Citing PatentFiling datePublication dateApplicantTitle
US4458666 *Jul 19, 1983Jul 10, 1984Kabushiki Kaisha Takanawa SeisakushoWarm air blow-out device for box-shaped stove
US4502463 *Apr 26, 1984Mar 5, 1985Gregory Willis HMethod and apparatus for efficiently capturing and distributing heat produced by gas logs
US20110283986 *May 20, 2010Nov 24, 2011Sergiy LozovskyApparatus for Improved Efficiency of an Air Conversion Device
Classifications
U.S. Classification126/110.00B, 165/124
International ClassificationF24H3/02
Cooperative ClassificationF24H3/02
European ClassificationF24H3/02
Legal Events
DateCodeEventDescription
Sep 10, 1991FPExpired due to failure to pay maintenance fee
Effective date: 19910630
Jun 30, 1991LAPSLapse for failure to pay maintenance fees
Jan 29, 1991REMIMaintenance fee reminder mailed

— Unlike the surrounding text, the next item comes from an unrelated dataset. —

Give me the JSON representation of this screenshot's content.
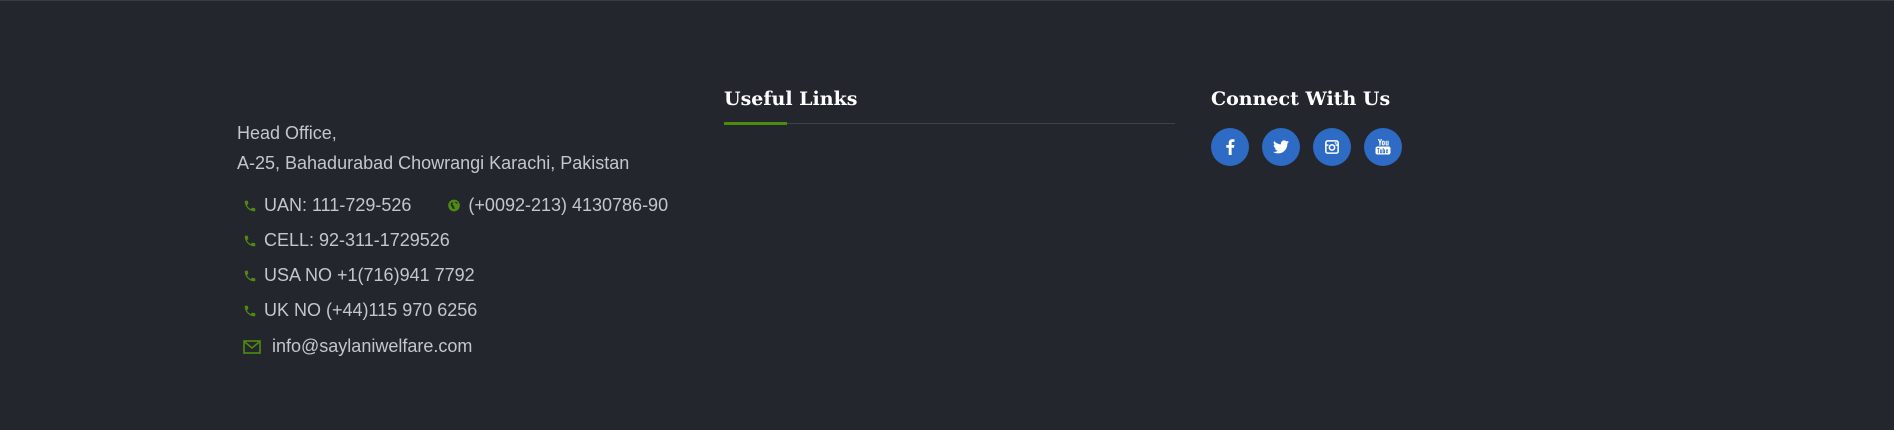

Sep 25, 1986FPAYFee payment
Year of fee payment: 4